These are the first two items in my Autumn 6Pac collection based on the 2013 6-Piece Autumn Collection (6PAC) Sew-Along (August-October) thread on Stitcher’s Guild dedicated to 6-piece collections of basic wardrobe items, complete with seasonal guidelines. Items 3 and 4 are almost done, so stay tuned for more on them shortly.

Summer 2013 6PAC – Completed

I finally got pictures of my 6PAC. I’d been using my brother’s tripod, but he loaned it to a friend…so I enlisted him as a photographer instead. Which, of course, means that I was a bit rushed and didn’t style/accessorize at all.

I ended up with a nearly entirely different 6pac than I set out to create. I really wanted a white drapey cardigan, but tried 3 patterns that did nothing for me. Then, I decided that I really would never wear a navy jacket, so I nixed that one. Also ended up with three different tops than were in my original plan. But…I really like what I ended up with and have been wearing every piece a lot.

I ended up with:

1. White jeans – my own self-drafted pattern

2. Blue jeans with embroidered back pockets and grey topstitching – my own self-drafted pattern

3. Green-grey jacket – Simplicity 1919

4. Striped sleeved tank – Simplicity 1613

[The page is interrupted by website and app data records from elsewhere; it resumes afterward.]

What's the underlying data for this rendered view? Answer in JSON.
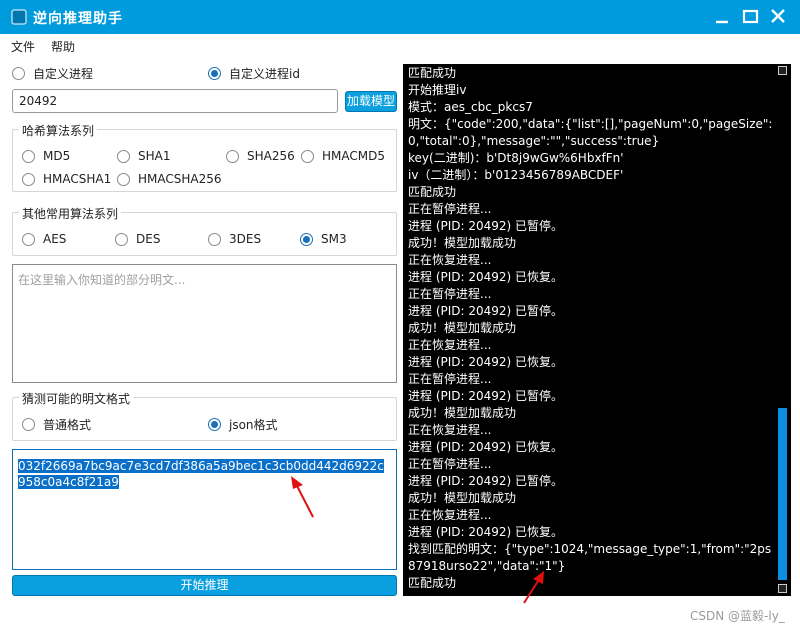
{
  "window": {
    "title": "逆向推理助手",
    "icon": "app-icon",
    "buttons": [
      "minimize-icon",
      "maximize-icon",
      "close-icon"
    ]
  },
  "menu": {
    "file": "文件",
    "help": "帮助"
  },
  "process_select": {
    "custom_process": "自定义进程",
    "custom_process_id": "自定义进程id",
    "selected": "custom_process_id"
  },
  "pid_input": {
    "value": "20492"
  },
  "load_button": "加载模型",
  "hash_group": {
    "title": "哈希算法系列",
    "options": [
      "MD5",
      "SHA1",
      "SHA256",
      "HMACMD5",
      "HMACSHA1",
      "HMACSHA256"
    ]
  },
  "other_group": {
    "title": "其他常用算法系列",
    "options": [
      "AES",
      "DES",
      "3DES",
      "SM3"
    ],
    "selected": "SM3"
  },
  "plaintext_input": {
    "placeholder": "在这里输入你知道的部分明文..."
  },
  "format_group": {
    "title": "猜测可能的明文格式",
    "options": [
      "普通格式",
      "json格式"
    ],
    "selected": "json格式"
  },
  "cipher": {
    "value": "032f2669a7bc9ac7e3cd7df386a5a9bec1c3cb0dd442d6922c958c0a4c8f21a9"
  },
  "start_button": "开始推理",
  "log": {
    "lines": [
      "匹配成功",
      "开始推理iv",
      "模式：aes_cbc_pkcs7",
      "明文：{\"code\":200,\"data\":{\"list\":[],\"pageNum\":0,\"pageSize\":0,\"total\":0},\"message\":\"\",\"success\":true}",
      "key(二进制)：b'Dt8j9wGw%6HbxfFn'",
      "iv（二进制）：b'0123456789ABCDEF'",
      "匹配成功",
      "正在暂停进程...",
      "进程 (PID: 20492) 已暂停。",
      "成功！模型加载成功",
      "正在恢复进程...",
      "进程 (PID: 20492) 已恢复。",
      "正在暂停进程...",
      "进程 (PID: 20492) 已暂停。",
      "成功！模型加载成功",
      "正在恢复进程...",
      "进程 (PID: 20492) 已恢复。",
      "正在暂停进程...",
      "进程 (PID: 20492) 已暂停。",
      "成功！模型加载成功",
      "正在恢复进程...",
      "进程 (PID: 20492) 已恢复。",
      "正在暂停进程...",
      "进程 (PID: 20492) 已暂停。",
      "成功！模型加载成功",
      "正在恢复进程...",
      "进程 (PID: 20492) 已恢复。",
      "找到匹配的明文：{\"type\":1024,\"message_type\":1,\"from\":\"2ps87918urso22\",\"data\":\"1\"}",
      "匹配成功"
    ]
  },
  "watermark": "CSDN @蓝毅-ly_",
  "colors": {
    "titlebar": "#009bdc",
    "accent": "#0a9fdf",
    "arrow": "#e01010",
    "log_bg": "#000000"
  }
}
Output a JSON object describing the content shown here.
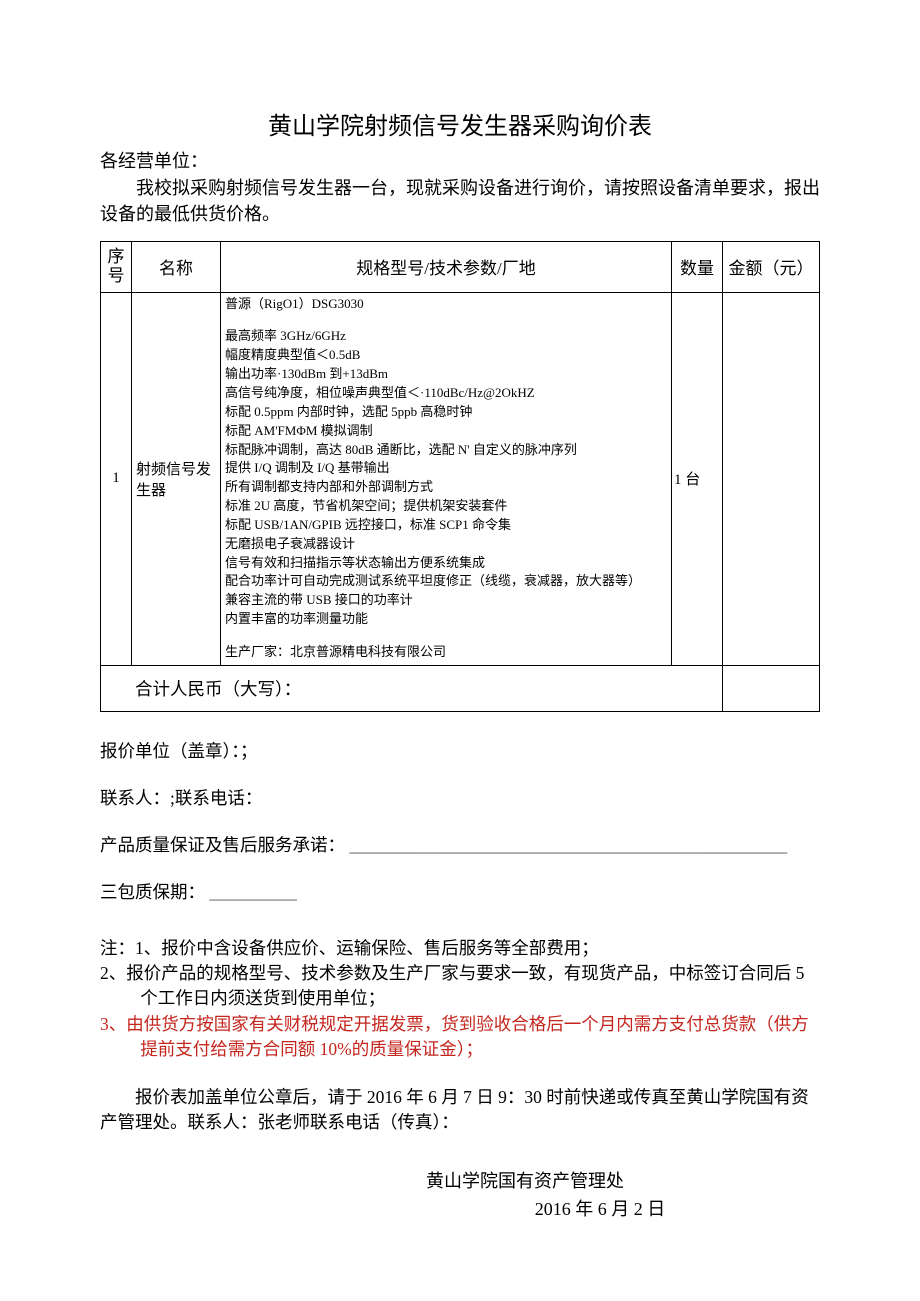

5. Blue-green wavy knit top – Hot Patterns Fringe Festival Scarf Top (without the scarf)

6. White drapey top with faux shrug – Simplicity 2364

Some comments on the patterns:

Simplicity 1919 runs a bit big. The first one I made was a size 12 in a knit fabric. When making knit tops, I usually use size 10. In a woven like the green jacket above, I went up to a 14, which fits great. I love the subtle peplum and princess seams in this pattern. I would love to make this jacket again, but wonder if it is too unique – and if the peplum detail will make it go out of style faster. Regardless, I am very happy with this jacket.

This is the third time that I’ve made Simplicity 2364. You can see my first attempt here, from several months ago. Between the two versions, I went down from a 12 to a 10, and the pattern fits much better. I really like the combination of the shrug and draped neckline. This pattern comes together very easily – and I love that the neckline is finished during the sewing process – so there is no extra hemming to be done at the end.

I initially bought Simplicity 1613 for the twisted neckline t-shirt, which was included in my original 6pac plan. However, once I made up the shirt, I didn’t like the busy neckline. I think there was just too much going on in too small an area on me. Since I had the pattern, I decided to try the other view included. I didn’t make a muslin – just cut into my ‘real’ fabric and hoped it worked – and it did. I used a striped stretch lace, intending to wear this top over a tank top. I don’t know that this is really my style, and it will likely get the least amount of wear of anything in this 6pac. But, the pattern was very easy to sew, and if I do find myself wearing the shirt a lot, would not hesitate to make it again in another color.

Hot Patterns Fringe Festival Scarf Top is a free pattern that can be found on Fabric.com. I’ve made this top several times, and love all of them. In this version (and most that I’ve made), I eliminated both the center front and center back seams, left off the scarf detail, and shortened the top by several inches. I really like the fit of this pattern, and it has become my go-to cut-on sleeve pattern.

The Jeans – I love having a tnt jeans pattern. It’s great fun to make a pattern that I know will fit right, where I can focus on the details and creative design rather than on fit. Note to self when making white jeans in the future: use a thin, white fabric for the pocket bags and test before sewing to make sure they don’t show through too much. After sewing much of the white jeans together, I realized that the pocket bags showed through majorly. I ended up cutting off the pocket bags at the end of the facing. About all that will fit in the pockets now is some change or a stick of gum, but I don’t use my pockets much anyway.